COVID-19 is caused by the new coronavirus, SARS-CoV-2. A person becomes infected when the virus makes its way through the mouth or nose into the lungs and from there into the cells that line the inside of our lungs.
Exactly how the virus gets past the protective barriers in our lungs is unknown, but scientists have recently discovered that SARS-CoV-2 binds to a type of carbohydrate-based polymer called glycosaminoglycan (GAG). The widely used anticoagulant heparin belongs to this class of natural polymers, and hospitalized patients with COVID-19 who were administered heparin to treat blood clotting disorders also experienced a lower risk of dying from COVID-19.
Researchers at Virginia Tech and the University of Georgia are collaborating to explore whether the tendency of the virus to bind to carbohydrate-based polymers, such as heparin, can be used to develop virus-trapping gels and surfaces.
The virus passes a large number of carbohydrate-based molecules on its way into the cells in our body.
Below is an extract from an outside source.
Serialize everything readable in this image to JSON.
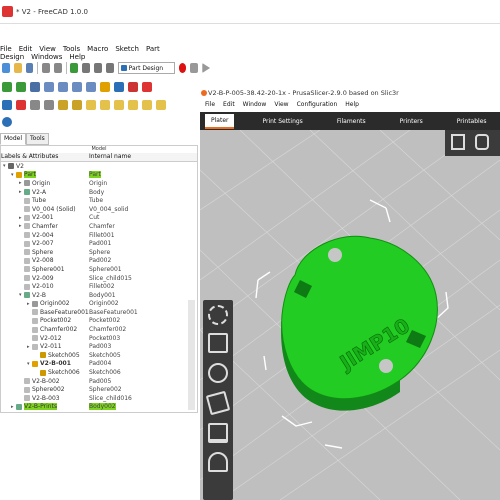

If we can determine which carbohydrates or carbohydrate chains the virus binds to, we can develop materials that work like a fly trap and capture virus particles before they get into our bodies."
Maren Roman, associate professor of sustainable biomaterials in Virginia Tech's College of Natural Resources and Environment and affiliated faculty member of the Fralin Life Sciences Institute
"We will use cutting-edge computational tools to study which carbohydrate molecules bind most strongly to the virus," said Robert Woods, professor of biochemistry and molecular biology, and chemistry, at the University of Georgia's Complex Carbohydrate Research Center. "This work is a natural extension of our prior work on the virus, which has given us detailed computer models of one of its surface proteins, namely the Spike protein. This protein is responsible for the virus's ability to enter cells and its tendency to bind to carbohydrates."
"Once we know exactly which carbohydrates the virus binds to, we will synthesize materials that contain these carbohydrates on a tether," added Michael Schulz, assistant professor of chemistry in the College of Science at Virginia Tech. "We hypothesize that these materials can filter out virus particles from liquids and possibly even air streams."
The research is supported by a $200,000 National Science Foundation RAPID COVID-19 grant, with contributions from the Division of Materials Research and the Division of Molecular and Cellular Biosciences.
"Our ability to successfully stop this pandemic depends on researchers from different fields and even institutions joining forces and collaborating." Roman said. "Only together will we figure this virus out."